## Exercise
Filter the records for "general" and keep each line that has it.
*** Records to use Section Begins ***
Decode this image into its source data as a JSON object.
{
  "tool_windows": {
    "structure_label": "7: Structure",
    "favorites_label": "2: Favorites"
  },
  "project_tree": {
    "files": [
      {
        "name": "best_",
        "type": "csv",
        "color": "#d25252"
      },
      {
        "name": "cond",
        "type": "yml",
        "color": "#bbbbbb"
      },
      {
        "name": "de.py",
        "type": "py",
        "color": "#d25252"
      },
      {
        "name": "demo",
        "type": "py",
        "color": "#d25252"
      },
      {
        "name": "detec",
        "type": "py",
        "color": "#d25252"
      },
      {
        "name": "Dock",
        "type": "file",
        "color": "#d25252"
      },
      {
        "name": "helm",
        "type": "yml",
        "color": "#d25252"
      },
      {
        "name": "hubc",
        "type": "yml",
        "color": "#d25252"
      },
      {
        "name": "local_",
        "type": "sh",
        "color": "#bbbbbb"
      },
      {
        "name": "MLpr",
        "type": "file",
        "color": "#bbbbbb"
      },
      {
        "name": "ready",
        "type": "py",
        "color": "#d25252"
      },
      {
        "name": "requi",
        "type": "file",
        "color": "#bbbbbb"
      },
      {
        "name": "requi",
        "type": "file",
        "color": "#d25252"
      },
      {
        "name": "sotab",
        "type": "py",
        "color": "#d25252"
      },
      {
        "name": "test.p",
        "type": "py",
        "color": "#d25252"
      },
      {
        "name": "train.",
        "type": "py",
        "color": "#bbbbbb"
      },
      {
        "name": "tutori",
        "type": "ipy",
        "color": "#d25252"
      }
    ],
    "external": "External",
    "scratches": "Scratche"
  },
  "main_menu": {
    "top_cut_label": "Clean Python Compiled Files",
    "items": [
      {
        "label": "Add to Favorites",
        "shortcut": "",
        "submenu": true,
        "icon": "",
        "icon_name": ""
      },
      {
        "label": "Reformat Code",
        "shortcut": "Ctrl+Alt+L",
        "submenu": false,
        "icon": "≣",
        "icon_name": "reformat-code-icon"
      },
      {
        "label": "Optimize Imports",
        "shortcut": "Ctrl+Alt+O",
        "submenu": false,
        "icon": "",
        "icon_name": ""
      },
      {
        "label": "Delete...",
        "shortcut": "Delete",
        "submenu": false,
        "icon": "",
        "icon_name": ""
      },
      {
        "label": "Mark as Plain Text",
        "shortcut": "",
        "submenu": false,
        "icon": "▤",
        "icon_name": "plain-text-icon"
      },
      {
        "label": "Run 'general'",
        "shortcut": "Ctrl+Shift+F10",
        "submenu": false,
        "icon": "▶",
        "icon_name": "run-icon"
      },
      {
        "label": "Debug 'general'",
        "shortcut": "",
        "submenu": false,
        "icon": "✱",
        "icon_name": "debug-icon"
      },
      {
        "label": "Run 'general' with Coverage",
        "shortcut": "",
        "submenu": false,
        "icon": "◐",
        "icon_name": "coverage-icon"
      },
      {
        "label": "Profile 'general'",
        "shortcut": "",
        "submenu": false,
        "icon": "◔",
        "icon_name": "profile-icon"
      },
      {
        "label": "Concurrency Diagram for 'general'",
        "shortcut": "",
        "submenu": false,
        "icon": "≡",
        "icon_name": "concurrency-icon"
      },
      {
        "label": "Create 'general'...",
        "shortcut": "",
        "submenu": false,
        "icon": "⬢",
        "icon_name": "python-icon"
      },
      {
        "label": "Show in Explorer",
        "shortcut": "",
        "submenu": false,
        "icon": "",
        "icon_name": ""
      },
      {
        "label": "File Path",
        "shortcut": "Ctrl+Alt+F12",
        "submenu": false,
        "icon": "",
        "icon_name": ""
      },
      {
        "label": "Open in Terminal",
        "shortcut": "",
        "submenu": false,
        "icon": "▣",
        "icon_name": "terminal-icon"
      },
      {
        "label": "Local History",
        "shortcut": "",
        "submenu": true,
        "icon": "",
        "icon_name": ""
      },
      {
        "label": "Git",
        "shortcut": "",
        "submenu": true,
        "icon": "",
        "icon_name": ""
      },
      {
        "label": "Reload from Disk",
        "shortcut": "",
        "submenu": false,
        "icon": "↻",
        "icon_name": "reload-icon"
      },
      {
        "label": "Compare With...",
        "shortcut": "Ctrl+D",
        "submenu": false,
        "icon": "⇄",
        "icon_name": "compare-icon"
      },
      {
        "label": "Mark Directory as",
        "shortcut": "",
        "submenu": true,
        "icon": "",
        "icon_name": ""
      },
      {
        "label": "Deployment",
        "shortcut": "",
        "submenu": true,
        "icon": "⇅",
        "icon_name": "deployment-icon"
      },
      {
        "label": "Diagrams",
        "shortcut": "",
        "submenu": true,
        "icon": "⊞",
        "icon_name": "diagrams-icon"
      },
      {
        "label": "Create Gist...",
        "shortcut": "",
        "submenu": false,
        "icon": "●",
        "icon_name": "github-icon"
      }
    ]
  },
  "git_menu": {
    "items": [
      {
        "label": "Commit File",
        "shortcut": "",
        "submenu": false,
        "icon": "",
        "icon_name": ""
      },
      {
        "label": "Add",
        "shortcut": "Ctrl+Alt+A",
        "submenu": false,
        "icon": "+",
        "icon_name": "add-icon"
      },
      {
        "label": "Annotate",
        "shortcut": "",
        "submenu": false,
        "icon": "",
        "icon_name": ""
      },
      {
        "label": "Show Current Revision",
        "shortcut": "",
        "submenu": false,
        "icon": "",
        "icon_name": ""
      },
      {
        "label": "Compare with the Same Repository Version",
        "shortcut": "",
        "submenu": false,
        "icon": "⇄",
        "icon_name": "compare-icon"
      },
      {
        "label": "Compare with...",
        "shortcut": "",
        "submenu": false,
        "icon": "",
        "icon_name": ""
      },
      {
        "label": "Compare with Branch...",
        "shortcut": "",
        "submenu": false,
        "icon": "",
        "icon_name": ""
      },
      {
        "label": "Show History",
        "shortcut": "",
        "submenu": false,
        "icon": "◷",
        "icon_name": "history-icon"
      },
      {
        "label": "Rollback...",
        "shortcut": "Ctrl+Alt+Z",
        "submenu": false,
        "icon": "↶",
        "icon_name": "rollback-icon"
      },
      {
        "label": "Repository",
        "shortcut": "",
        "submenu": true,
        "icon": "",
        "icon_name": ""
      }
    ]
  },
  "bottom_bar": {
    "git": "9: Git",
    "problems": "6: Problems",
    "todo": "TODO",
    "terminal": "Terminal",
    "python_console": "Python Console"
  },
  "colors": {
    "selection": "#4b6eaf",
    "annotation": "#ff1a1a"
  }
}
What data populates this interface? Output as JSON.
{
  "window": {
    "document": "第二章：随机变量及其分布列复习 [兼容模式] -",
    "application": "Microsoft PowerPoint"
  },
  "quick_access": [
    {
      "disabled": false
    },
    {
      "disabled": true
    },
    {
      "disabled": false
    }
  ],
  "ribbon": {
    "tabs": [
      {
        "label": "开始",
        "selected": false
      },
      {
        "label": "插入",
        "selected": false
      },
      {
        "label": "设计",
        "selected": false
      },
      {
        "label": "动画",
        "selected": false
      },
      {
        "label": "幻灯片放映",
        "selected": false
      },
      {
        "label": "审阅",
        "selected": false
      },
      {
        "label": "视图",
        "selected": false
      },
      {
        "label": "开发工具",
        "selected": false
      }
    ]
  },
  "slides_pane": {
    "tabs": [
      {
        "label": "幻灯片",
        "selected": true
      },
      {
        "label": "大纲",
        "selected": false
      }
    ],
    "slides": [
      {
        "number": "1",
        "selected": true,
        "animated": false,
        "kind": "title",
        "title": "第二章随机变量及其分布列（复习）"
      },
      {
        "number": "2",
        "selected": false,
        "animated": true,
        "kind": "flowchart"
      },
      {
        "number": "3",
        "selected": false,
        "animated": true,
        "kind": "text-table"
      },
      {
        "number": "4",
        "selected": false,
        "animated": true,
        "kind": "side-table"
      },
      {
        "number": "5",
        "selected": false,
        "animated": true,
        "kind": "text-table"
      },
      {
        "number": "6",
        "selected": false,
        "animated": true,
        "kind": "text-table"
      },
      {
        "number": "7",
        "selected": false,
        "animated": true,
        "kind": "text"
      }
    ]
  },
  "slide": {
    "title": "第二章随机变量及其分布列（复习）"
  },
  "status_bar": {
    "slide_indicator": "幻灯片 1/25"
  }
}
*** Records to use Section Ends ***
## The answer
        "label": "Run 'general'",
        "label": "Debug 'general'",
        "label": "Run 'general' with Coverage",
        "label": "Profile 'general'",
        "label": "Concurrency Diagram for 'general'",
        "label": "Create 'general'...",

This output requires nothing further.